■ WHAT IS NEEDED: Print every entry exactly as it appears, but skip the pictures.

━━━ RECORDS SUPPLIED

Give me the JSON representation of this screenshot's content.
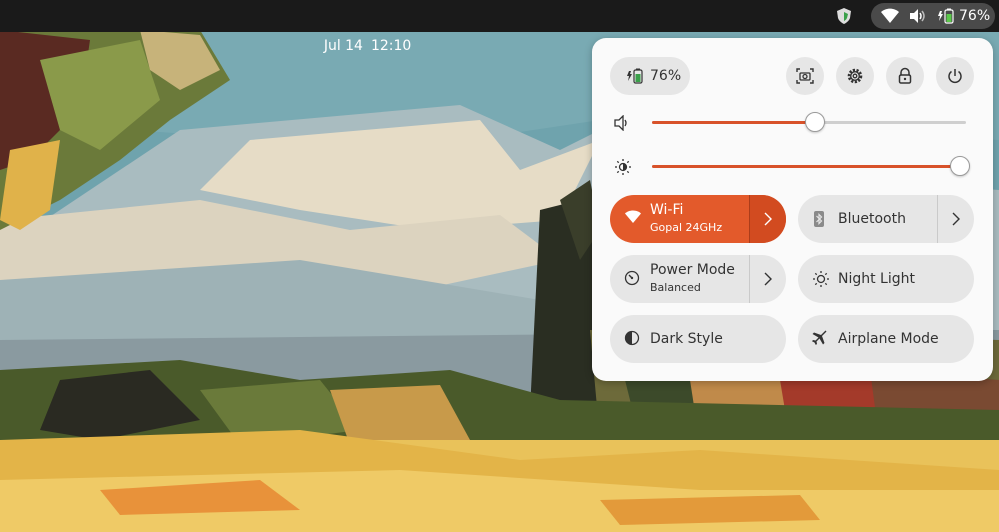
{
  "topbar": {
    "date": "Jul 14",
    "time": "12:10",
    "battery_percent": "76%"
  },
  "quick_settings": {
    "battery_label": "76%",
    "volume_level": 0.52,
    "brightness_level": 0.98,
    "tiles": {
      "wifi": {
        "title": "Wi-Fi",
        "subtitle": "Gopal 24GHz",
        "active": true
      },
      "bluetooth": {
        "title": "Bluetooth",
        "active": false
      },
      "power_mode": {
        "title": "Power Mode",
        "subtitle": "Balanced",
        "active": false
      },
      "night_light": {
        "title": "Night Light",
        "active": false
      },
      "dark_style": {
        "title": "Dark Style",
        "active": false
      },
      "airplane_mode": {
        "title": "Airplane Mode",
        "active": false
      }
    },
    "buttons": [
      "screenshot-icon",
      "settings-icon",
      "lock-icon",
      "power-icon"
    ]
  },
  "colors": {
    "accent": "#e35a2b",
    "topbar": "#1a1a1a",
    "panel": "#fafafa",
    "tile": "#e6e6e6"
  }
}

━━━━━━

■ COMPLETED TASK:
Give me the JSON representation of this screenshot's content.
{
  "topbar": {
    "date": "Jul 14",
    "time": "12:10",
    "battery_percent": "76%"
  },
  "quick_settings": {
    "battery_label": "76%",
    "volume_level": 0.52,
    "brightness_level": 0.98,
    "tiles": {
      "wifi": {
        "title": "Wi-Fi",
        "subtitle": "Gopal 24GHz",
        "active": true
      },
      "bluetooth": {
        "title": "Bluetooth",
        "active": false
      },
      "power_mode": {
        "title": "Power Mode",
        "subtitle": "Balanced",
        "active": false
      },
      "night_light": {
        "title": "Night Light",
        "active": false
      },
      "dark_style": {
        "title": "Dark Style",
        "active": false
      },
      "airplane_mode": {
        "title": "Airplane Mode",
        "active": false
      }
    },
    "buttons": [
      "screenshot-icon",
      "settings-icon",
      "lock-icon",
      "power-icon"
    ]
  },
  "colors": {
    "accent": "#e35a2b",
    "topbar": "#1a1a1a",
    "panel": "#fafafa",
    "tile": "#e6e6e6"
  }
}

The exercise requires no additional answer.